Recording cherished memories
At the end of it, this blog is about writing. How we write, why we write, and how to get what we write published. Sometimes it’s more personal.
Today is a more personal day.
As I write this, I’m returning home from my parents’ 50th anniversary party, held in upstate New York. This is the third time we’ve had a milestone anniversary party for them, following the 40th anniversary party ten years ago, and the 25th anniversary party in 1988.
My sister takes tons of pictures and as part of the decorations for the party, she dug out pictures from both of the previous parties. As you looked back at the pictures, many of the people who attended showed up in both sets of previous pictures, but not everyone. For instance, my wife wasn’t around for the 25th anniversary because I hadn’t met her yet. My kids weren’t there, either, for the same reason.
But my grandmother and my father’s brother were at the 25th anniversary, and my father’s sister and some close family friends were at the 40th anniversary.

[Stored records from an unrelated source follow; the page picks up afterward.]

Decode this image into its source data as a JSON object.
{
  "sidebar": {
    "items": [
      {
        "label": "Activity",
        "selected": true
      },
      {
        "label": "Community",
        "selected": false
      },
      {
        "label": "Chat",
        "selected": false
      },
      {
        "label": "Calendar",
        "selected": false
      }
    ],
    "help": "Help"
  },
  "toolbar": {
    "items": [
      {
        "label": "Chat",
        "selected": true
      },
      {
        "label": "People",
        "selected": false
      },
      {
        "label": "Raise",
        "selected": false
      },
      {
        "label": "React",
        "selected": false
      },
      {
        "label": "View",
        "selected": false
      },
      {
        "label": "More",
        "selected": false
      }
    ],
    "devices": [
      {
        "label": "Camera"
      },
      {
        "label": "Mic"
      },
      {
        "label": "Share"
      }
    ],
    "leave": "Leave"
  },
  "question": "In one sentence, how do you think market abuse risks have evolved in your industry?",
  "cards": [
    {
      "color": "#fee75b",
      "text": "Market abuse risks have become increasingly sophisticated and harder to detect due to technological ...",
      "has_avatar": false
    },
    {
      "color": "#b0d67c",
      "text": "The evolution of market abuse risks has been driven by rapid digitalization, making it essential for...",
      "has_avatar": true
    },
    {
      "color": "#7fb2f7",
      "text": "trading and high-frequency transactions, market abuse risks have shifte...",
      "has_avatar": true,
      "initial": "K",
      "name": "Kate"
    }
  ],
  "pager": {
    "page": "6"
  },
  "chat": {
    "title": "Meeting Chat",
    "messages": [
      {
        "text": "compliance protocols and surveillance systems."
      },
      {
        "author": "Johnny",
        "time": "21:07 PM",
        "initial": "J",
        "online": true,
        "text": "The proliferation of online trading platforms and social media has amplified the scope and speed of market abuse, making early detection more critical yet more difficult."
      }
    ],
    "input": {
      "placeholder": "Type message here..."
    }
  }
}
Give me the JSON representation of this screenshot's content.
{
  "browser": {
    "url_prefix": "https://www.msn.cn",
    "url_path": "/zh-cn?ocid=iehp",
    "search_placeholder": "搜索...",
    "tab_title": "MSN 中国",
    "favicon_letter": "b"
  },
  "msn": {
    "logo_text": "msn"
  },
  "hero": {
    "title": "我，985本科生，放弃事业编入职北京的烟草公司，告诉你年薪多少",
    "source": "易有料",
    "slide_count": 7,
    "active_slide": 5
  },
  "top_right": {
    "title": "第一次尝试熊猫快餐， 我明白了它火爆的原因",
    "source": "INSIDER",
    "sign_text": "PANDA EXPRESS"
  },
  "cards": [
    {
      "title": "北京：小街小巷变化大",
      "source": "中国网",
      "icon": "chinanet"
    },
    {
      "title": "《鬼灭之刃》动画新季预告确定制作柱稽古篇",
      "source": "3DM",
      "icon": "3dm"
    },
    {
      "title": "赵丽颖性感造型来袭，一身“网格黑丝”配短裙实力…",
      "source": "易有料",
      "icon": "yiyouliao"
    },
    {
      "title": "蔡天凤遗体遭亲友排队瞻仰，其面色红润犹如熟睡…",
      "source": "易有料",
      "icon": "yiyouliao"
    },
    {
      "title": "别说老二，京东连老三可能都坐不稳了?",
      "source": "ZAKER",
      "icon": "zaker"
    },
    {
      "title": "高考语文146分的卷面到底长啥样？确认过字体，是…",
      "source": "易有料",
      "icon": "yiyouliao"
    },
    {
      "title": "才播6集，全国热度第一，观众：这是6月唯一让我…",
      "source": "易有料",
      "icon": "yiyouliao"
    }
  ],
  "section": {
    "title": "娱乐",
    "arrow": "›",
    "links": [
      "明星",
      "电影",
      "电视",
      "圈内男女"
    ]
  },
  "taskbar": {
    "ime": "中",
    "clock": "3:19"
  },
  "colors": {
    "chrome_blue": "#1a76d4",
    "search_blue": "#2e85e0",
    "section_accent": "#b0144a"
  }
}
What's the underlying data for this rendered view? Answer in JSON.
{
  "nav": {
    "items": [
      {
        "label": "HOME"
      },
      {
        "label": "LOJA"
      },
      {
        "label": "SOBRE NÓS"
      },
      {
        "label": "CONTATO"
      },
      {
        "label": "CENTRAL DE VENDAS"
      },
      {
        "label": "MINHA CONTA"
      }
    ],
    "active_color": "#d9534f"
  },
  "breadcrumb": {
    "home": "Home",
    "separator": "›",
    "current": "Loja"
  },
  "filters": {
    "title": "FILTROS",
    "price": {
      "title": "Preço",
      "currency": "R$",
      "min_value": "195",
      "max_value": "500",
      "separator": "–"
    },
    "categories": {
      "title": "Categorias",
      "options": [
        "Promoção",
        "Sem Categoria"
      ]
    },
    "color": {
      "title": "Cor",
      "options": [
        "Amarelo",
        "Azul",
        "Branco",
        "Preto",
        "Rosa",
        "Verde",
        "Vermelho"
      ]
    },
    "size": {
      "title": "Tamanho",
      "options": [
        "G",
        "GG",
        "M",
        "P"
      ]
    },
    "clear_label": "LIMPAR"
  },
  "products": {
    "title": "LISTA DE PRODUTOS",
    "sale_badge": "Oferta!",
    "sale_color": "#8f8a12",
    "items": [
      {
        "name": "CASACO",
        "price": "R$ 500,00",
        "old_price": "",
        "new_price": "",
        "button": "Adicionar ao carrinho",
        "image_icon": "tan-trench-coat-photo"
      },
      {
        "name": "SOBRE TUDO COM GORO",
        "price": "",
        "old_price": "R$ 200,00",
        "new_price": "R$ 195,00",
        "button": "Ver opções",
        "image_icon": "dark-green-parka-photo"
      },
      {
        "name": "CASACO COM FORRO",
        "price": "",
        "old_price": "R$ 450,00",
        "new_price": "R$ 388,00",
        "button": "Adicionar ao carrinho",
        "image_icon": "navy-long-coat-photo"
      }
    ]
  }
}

They’re no longer with us, but the pictures helped us remember their presence at this year’s party.
A lot of what we writers write is fiction or non-fiction, primarily about other people. Like the shoemakers’ children, our own world is sometimes forgotten under all the other writing. The sterling perfect sunshine we enjoyed yesterday will fade into history along with most of the memories of what happened, who showed up, and how good and plentiful the food was.
I’d love to make a commitment to be more attentive to pouring some of my talent into creating a lasting record for the family to hold onto over the coming years as even more beloved friends and family members (along with a lot of hair) disappears over the coming years. I should be more attentive to that. Once those memories vanish, they never come back. And if I write about the boring everyday–along with the periodic big events–I’ll leave a gift for people I won’t meet, who will carry in them part of my blood, genes, and what I am as a person.
I should do that.
I hope I make time for it.
But I probably won’t. Just working on my work-in-progress is hard enough.
How about you? Are you recording the family history? If not, does it feel like something you should do?